The School organises specialised courses on socio-economic development and creates an international platform to exchange experiences and knowledge between public officers and practitioners from Latin America and the Caribbean that deals with cooperation and local development issues.
Hidalgo is one of the smallest states in Mexico. It benefits from its close proximity to Mexico City and contains a number of economic and environmental assets in its territory. After a long period of economic stagnation, the state is now closing up the gap with national standards. Yet, productivity and income levels remain low with respect to national levels, and there exist high socio-economic disparities between the south of the state and the municipalities in the northern and mountainous area. This review looks at how the state of Hidalgo is seeking to boost its economy, particularly through a series of institutional reforms and policies to improve the business environment. It highlights opportunities to accelerate the economic convergence and transit towards high-value added economic sectors. The review also identifies a number of recommendations to promote inclusive growth and reduce its north-south divide and offers suggestions to address governance challenges in the territory.
This report assesses the extent to which the state of Morelos, Mexico has implemented the OECD recommendations set in the Territorial Review of Morelos, published in 2017. The recommendations addressed matters of human capital, education, skills, innovation, territorial development, sustainable development, governance and public finances. For each of them, the monitoring toolkit indicates areas of change, identifies bottlenecks and proposes ways forward. The timeframe of implementation is also considered. The report further analyses the impacts of the earthquake of 19 September 2017 and the policy responses adopted in its aftermath. It offers advice on how to lead a reconstruction process that delivers a better state of affairs than the previous one, especially concerning territorial development and infrastructure investments. It advances a new topic, on connectivity and accessibility, in view of recent investments in rail and road infrastructure.
Mr. Angel Gurría, Secretary-General of the OECD, will be in Mexico from 21 to 23 February 2018 to attend the OECD Ministerial Conference on SMEs, Strengthening SMEs and Entrepreneurship for Productivity and Inclusive Growth, where he will deliver remarks at the Opening and Closing ceremonies.
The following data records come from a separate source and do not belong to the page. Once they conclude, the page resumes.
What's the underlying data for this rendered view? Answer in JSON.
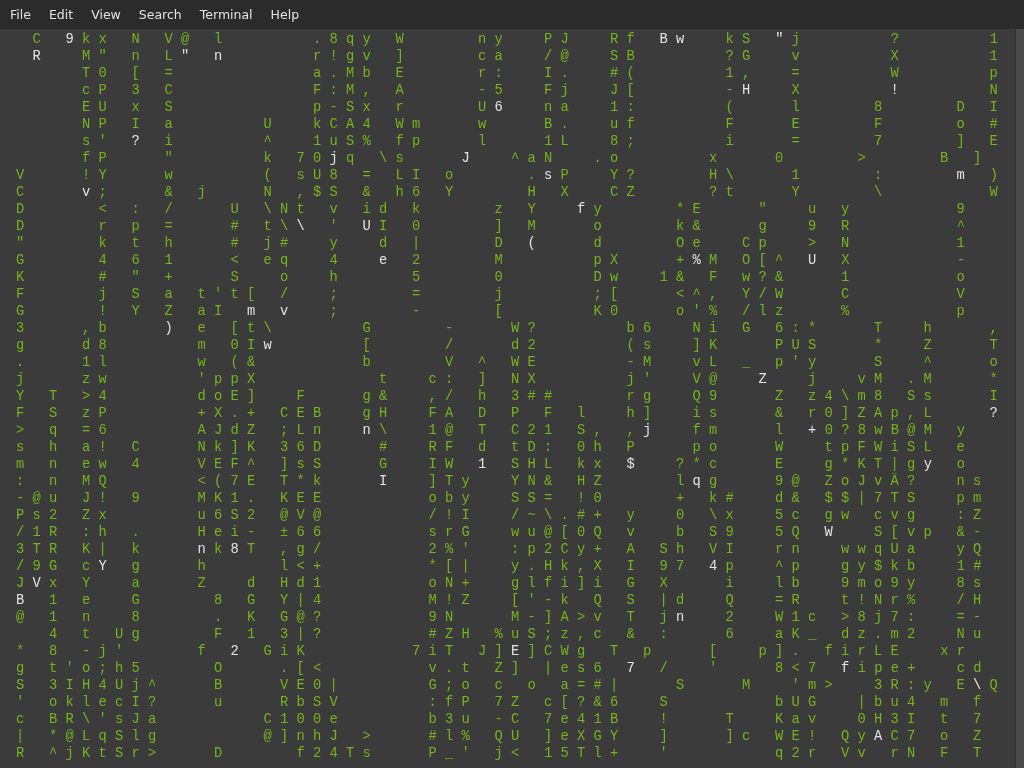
{
  "menu": [
    "File",
    "Edit",
    "View",
    "Search",
    "Terminal",
    "Help"
  ],
  "rows": [
    [
      {
        "text": " C ",
        "head": false
      },
      {
        "text": "9",
        "head": true
      },
      {
        "text": "kx N V@ l     .8qy W    ny  PJ  Rf ",
        "head": false
      },
      {
        "text": "Bw",
        "head": true
      },
      {
        "text": "  kS ",
        "head": false
      },
      {
        "text": "\"",
        "head": true
      },
      {
        "text": "j     ?     1",
        "head": false
      }
    ],
    [
      {
        "text": " R",
        "head": true
      },
      {
        "text": "  M\" n L",
        "head": false
      },
      {
        "text": "\" n",
        "head": true
      },
      {
        "text": "     r!gv ]    ca  /@  SB     ?G  v     X     1",
        "head": false
      }
    ],
    [
      {
        "text": "    T0 [ =        a.Mb E    r:  I.  #(     1,  =     W     p",
        "head": false
      }
    ],
    [
      {
        "text": "    cP 3 C        F:M, A    -5  Fj  J[     -",
        "head": false
      },
      {
        "text": "H",
        "head": true
      },
      {
        "text": "  X     ",
        "head": false
      },
      {
        "text": "!",
        "head": true
      },
      {
        "text": "     N",
        "head": false
      }
    ],
    [
      {
        "text": "    EU x S        p-Sx r    U",
        "head": false
      },
      {
        "text": "6",
        "head": true
      },
      {
        "text": "  na  1:     (   l    8    D I",
        "head": false
      }
    ],
    [
      {
        "text": "    NP I a     U  kCA4 Wm   w   B.  uf     F   E    F    o #",
        "head": false
      }
    ],
    [
      {
        "text": "    s' ",
        "head": false
      },
      {
        "text": "?",
        "head": true
      },
      {
        "text": " i     ^  1uS% fp   l   1L  8;     i   =    7    ] E",
        "head": false
      }
    ],
    [
      {
        "text": "    fP   \"     k 70",
        "head": false
      },
      {
        "text": "j",
        "head": true
      },
      {
        "text": "q \\s   ",
        "head": false
      },
      {
        "text": "J",
        "head": true
      },
      {
        "text": "  ^aN  .o     x   0    >    B ]",
        "head": false
      }
    ],
    [
      {
        "text": "V   !Y   w     ( sU8 = LI o    .",
        "head": false
      },
      {
        "text": "s",
        "head": true
      },
      {
        "text": "P  Y?    H\\   1    :    ",
        "head": false
      },
      {
        "text": "m",
        "head": true
      },
      {
        "text": " )",
        "head": false
      }
    ],
    [
      {
        "text": "C   ",
        "head": false
      },
      {
        "text": "v",
        "head": true
      },
      {
        "text": ";   & j   N ,$S & h6 Y    H X  CZ    ?t   Y    \\      W",
        "head": false
      }
    ],
    [
      {
        "text": "D    < : /   U \\Nt v id k    z Y  ",
        "head": false
      },
      {
        "text": "f",
        "head": true
      },
      {
        "text": "y    *E   \"  u y      9",
        "head": false
      }
    ],
    [
      {
        "text": "D    r p =   # t\\",
        "head": false
      },
      {
        "text": "\\",
        "head": true
      },
      {
        "text": " ' ",
        "head": false
      },
      {
        "text": "U",
        "head": true
      },
      {
        "text": "I 0    ] M   o    k&   g  9 R      ^",
        "head": false
      }
    ],
    [
      {
        "text": "\"    k t h   # j#  y  d |    D ",
        "head": false
      },
      {
        "text": "(",
        "head": true
      },
      {
        "text": "   d    Oe  Cp  > N      1",
        "head": false
      }
    ],
    [
      {
        "text": "G    4 6 1   < eq  4  ",
        "head": false
      },
      {
        "text": "e",
        "head": true
      },
      {
        "text": " 2    M     pX   +",
        "head": false
      },
      {
        "text": "%",
        "head": true
      },
      {
        "text": "M O[^ ",
        "head": false
      },
      {
        "text": "U",
        "head": true
      },
      {
        "text": " X      -",
        "head": false
      }
    ],
    [
      {
        "text": "K    # \" +   S  o  h    5    0     Dw  1& F w?&   1      o",
        "head": false
      }
    ],
    [
      {
        "text": "F    j S a t't[ /  ;    =    j     ;[   <^, Y/W   C      V",
        "head": false
      }
    ],
    [
      {
        "text": "G    ! Y Z aI ",
        "head": false
      },
      {
        "text": "m v",
        "head": true
      },
      {
        "text": "  ;    -    [     K0   o'% /lz   %      p",
        "head": false
      }
    ],
    [
      {
        "text": "3   ,b   ",
        "head": false
      },
      {
        "text": ")",
        "head": true
      },
      {
        "text": " e [t\\     G    -   W?     b6  Ni G 6:*   T  h   ,",
        "head": false
      }
    ],
    [
      {
        "text": "g   d8     m 0I",
        "head": false
      },
      {
        "text": "w",
        "head": true
      },
      {
        "text": "     [    /   d2     (s  ]K   PUS   *  Z   T",
        "head": false
      }
    ],
    [
      {
        "text": ".   1l     w (&      b    V ^ WE     -M  vL _ p'y   S  ^   o",
        "head": false
      }
    ],
    [
      {
        "text": "j   zw     'ppX       t  c: ] NX     j'  V@  ",
        "head": false
      },
      {
        "text": "Z",
        "head": true
      },
      {
        "text": "  j  vM .M   *",
        "head": false
      }
    ],
    [
      {
        "text": "Y T >4     doE]  F   g&  ,/ h 3##    rg  Q9   Z z4\\m8 Ss   I",
        "head": false
      }
    ],
    [
      {
        "text": "F S zP     +X.+ CEB  gH  FA D P F l  h]  is   & r0]ZAp,L   ",
        "head": false
      },
      {
        "text": "?",
        "head": true
      }
    ],
    [
      {
        "text": "> q =6     AJdZ ;Ln  ",
        "head": false
      },
      {
        "text": "n",
        "head": true
      },
      {
        "text": "\\  1@ T C21 S, ,",
        "head": false
      },
      {
        "text": "j",
        "head": true
      },
      {
        "text": "  fm   l ",
        "head": false
      },
      {
        "text": "+",
        "head": true
      },
      {
        "text": "0?8wB@M y",
        "head": false
      }
    ],
    [
      {
        "text": "s h a! C   Nk]K 36D   #  RF d tD: 0h P   po   W  tpFWiSL e",
        "head": false
      }
    ],
    [
      {
        "text": "m n ew 4   VEF^ ]sS   G  IW ",
        "head": false
      },
      {
        "text": "1",
        "head": true
      },
      {
        "text": " SHL kx ",
        "head": false
      },
      {
        "text": "$",
        "head": true
      },
      {
        "text": "  ?*c   E  g*KT|g",
        "head": false
      },
      {
        "text": "y",
        "head": true
      },
      {
        "text": " o",
        "head": false
      }
    ],
    [
      {
        "text": ": n MQ     <(7E T*k   ",
        "head": false
      },
      {
        "text": "I",
        "head": true
      },
      {
        "text": "  ]Ty  YN& HZ    l",
        "head": false
      },
      {
        "text": "q",
        "head": true
      },
      {
        "text": "g   9@ ZoJvÄ?  ns",
        "head": false
      }
    ],
    [
      {
        "text": "-@u J! 9   MK1. KEE      oby  SS= !0    + k#  d& $$|7TS  pm",
        "head": false
      }
    ],
    [
      {
        "text": "Ps2 Zx     u6S2 @V@      /!I  /~\\.#+ y  0 \\x  5c gw cvg  :Z",
        "head": false
      }
    ],
    [
      {
        "text": "/1R :h .   Hei- ±66      srG  wu@[0Q v  b S9  5Q ",
        "head": false
      },
      {
        "text": "W",
        "head": true
      },
      {
        "text": "  S[vp &-",
        "head": false
      }
    ],
    [
      {
        "text": "3TR K| k   ",
        "head": false
      },
      {
        "text": "n",
        "head": true
      },
      {
        "text": "k",
        "head": false
      },
      {
        "text": "8",
        "head": true
      },
      {
        "text": "T ,g/      2%'  :p2Cy+ A Sh VI  rn  wwqUa  yQ",
        "head": false
      }
    ],
    [
      {
        "text": "/9G c",
        "head": false
      },
      {
        "text": "Y",
        "head": true
      },
      {
        "text": " g   h    l<+      *[|  y.Hk,X I 97 ",
        "head": false
      },
      {
        "text": "4",
        "head": true
      },
      {
        "text": "p  ^p  gy$kb  1#",
        "head": false
      }
    ],
    [
      {
        "text": "J",
        "head": false
      },
      {
        "text": "V",
        "head": true
      },
      {
        "text": "x Y  a   Z  d Hd1      oN+  glfi]i G X   i  lb  9mo9y  8s",
        "head": false
      }
    ],
    [
      {
        "text": "B",
        "head": true
      },
      {
        "text": " 1 e  G    8 G Y|4      M!Z  ['-k Q S |d  Q  =R  t!Nr%  /H",
        "head": false
      }
    ],
    [
      {
        "text": "@ 1 n  8    . K G@?      9N   M-]A>v T j",
        "head": false
      },
      {
        "text": "n",
        "head": true
      },
      {
        "text": "  2  W1c >8j7:  =-",
        "head": false
      }
    ],
    [
      {
        "text": "  4 t Ug    F 1 3|?      #ZH %uS;z,c & :   6  aK_ dz.m2  Nu",
        "head": false
      }
    ],
    [
      {
        "text": "* 8 -j'    f ",
        "head": false
      },
      {
        "text": "2",
        "head": true
      },
      {
        "text": " GiK      7iT J]",
        "head": false
      },
      {
        "text": "E",
        "head": true
      },
      {
        "text": "]CWg T p   [  p]. firLE  xr",
        "head": false
      }
    ],
    [
      {
        "text": "g t'o;h5    O   .[<      v.t Z] |es6 ",
        "head": false
      },
      {
        "text": "7",
        "head": true
      },
      {
        "text": " /  '   8<7 ",
        "head": false
      },
      {
        "text": "f",
        "head": true
      },
      {
        "text": "ipe+  cd",
        "head": false
      }
    ],
    [
      {
        "text": "S 3IH4Uj^   B   VE0|     G;o c o a=#|   S   M  'm>  3R:y E",
        "head": false
      },
      {
        "text": "\\",
        "head": true
      },
      {
        "text": "Q",
        "head": false
      }
    ],
    [
      {
        "text": "' oklecI?   u   RbSV     :fP 7Z c[?&6  S      bUG  |bu4 m f",
        "head": false
      }
    ],
    [
      {
        "text": "c BR\\'sJa      C100e     b3u -C 7e41B  !   T  Kav  0H3I t 7",
        "head": false
      }
    ],
    [
      {
        "text": "| *@LqSlg      @]nhJ >   #l% QU ]eXGY  ]   ]c WE! Qy",
        "head": false
      },
      {
        "text": "A",
        "head": true
      },
      {
        "text": "C7 o Z",
        "head": false
      }
    ],
    [
      {
        "text": "R ^jKtSr>   D    f24Ts   P_' j< 15Tl+  '      q2r Vv rN F T",
        "head": false
      }
    ]
  ]
}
Morelos is one of the smallest states in Mexico, and close to Mexico City. It contains a number of economic and environmental assets in its territory, but has weak productivity levels. This review looks at how Morelos is seeking to boost its economy, particularly through inclusive growth policies such as enhancing human capital and promoting innovation. It also highlights areas of untapped potential for economic growth across rural areas and the tourism and environmental sectors, and offers suggestions for how Morelos could address governance challenges.
The Mexico Tourism Policy Review provides an assessment of tourism-related policies, programmes and plans to support sustainable tourism development in Mexico. Policy recommendations focus on priority areas to help strengthen Mexico's tourism sector and take advantage of opportunities with strong potential for economic growth, investment and development, notably in the following areas: policy-making environment and governance arrangements; transport, mobility and connectivity for visitor travel; inclusive tourism growth, destination development and product and regional diversification; and investment and SME financing.
The report provides a comprehensive picture on the territorial differences in many well-being dimensions across the 31 Mexican states and the Federal District. It represents a sound base for state and local policy makers, political leaders and citizens to better understand people’s living conditions, gauge progress in various aspects of economy and society and use these indicators to improve the design and implementation of policies. It is a part of the 'How’s Life in Your Region?' work produced by the OECD Public Governance and Territorial Development Directorate at the behest of the Regional Development Policy Committee.
Mayors and ministers gathered for the 6th OECD Roundtable concluded that the solution to climate change will happen in cities. National governments alone will not be able to tackle environmental challenges, sustainable development should include cities and their governments as main stakeholders. Creating sustainable cities is a global agenda and Habitat III is an opportunity to shape the global urban agenda for the next 20 years.
Me da mucho gusto estar con ustedes para presentar el Estudio Territorial de la OCDE sobre el Valle de México, otro fruto importante de la excelente cooperación entre México y la OCDE. Este informe debe entenderse como un complemento al Estudio de la Política Urbana de México que presentamos el pasado enero.
This review finds that while Mexico has taken important steps in addressing the urban challenges in the Valle de México, Mexico’s largest metropolitan area, there is a need for major metropolitan governance reform. Serious urban governance failings are inhibiting adequate responses to critical urban development priorities - regeneration, access to adequate housing, reliable and safe public transport, and environmental protection. Several measures are currently being implemented. However, these tools and reforms will not produce the desired solutions to urban problems in the absence of metropolitan thinking, strategic regional planning, and improved co-ordination and collaboration across levels of government.